As a result, we see that having residents and children spend time together makes a positive difference to both generations. 

What are the benefits of intergenerational programs?

Intergenerational activities bring a wealth of benefits for both seniors and the youth. They give a huge confidence boost for our residents and children. The knowledge and skills gained by young people can even change their attitudes towards ageing.

The children don’t judge the residents. In fact, even at such a young age, they can see past the walking aids and the difficulties our residents are living with and proactively encourage them to play, have fun and laugh again. It is heart-warming.

‘10 Little Fingers and 10 Little Toes’ by Mem Fox is a much-loved rhyme that many of our residents are able to recite. It often sparks a memory, often of a special person or a particular positive feeling.  

We are lucky to have good relationships with local colleges, schools, nurseries and even childminders who visit our homes on a regular basis, to share love and laughter.

During the COVID-19 pandemic, our connected organisations have continued to share their love and support and have brightened our days by sending photos, coloured pictures, dancing videos and waving through the window at a distance.

What’s a good example of intergenerational activities?

intergenerational activities 2I remember observing a visit from the local nursery group. A resident, John, was sat comfortably and quietly in his wheelchair in the lounge, unable to make conversation or show much emotion to others. However, he was attentively watching the children moulding animals and shapes with play-dough.

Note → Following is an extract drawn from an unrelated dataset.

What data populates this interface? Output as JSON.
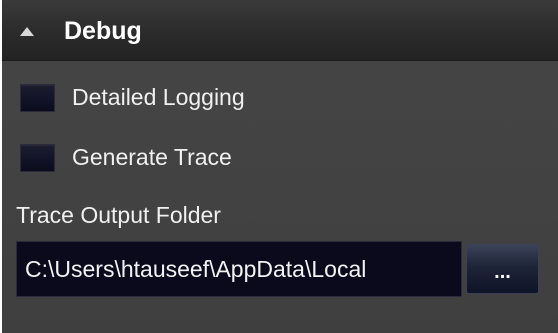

A 4-year-old approached him and placed cold play-dough shapes softy along his forearm. Looking up at John, the child nervously waited for a response. A big smile suddenly beamed across both of their faces; the eye-contact and smile had communicated so much between the two of them from the child’s actions. It was a response we hadn’t seen from John before and, at that moment, it was like his world had been lit up. 

We have missed receiving regular visits from all the children and students as much as we know our residents have. On behalf of the entire Brendoncare’s activities team, thank you for your kind words, pictures and well wishes, and we can’t wait to see you again soon.

The author of this blog is Rebecca Spicer, Volunteer and Activity Manager at The Brendoncare Foundation.

National Intergenerational Week takes place across the UK from 8-14th March. You can get involved by sharing this article on social media using the hashtag #IntergenerationalWeek.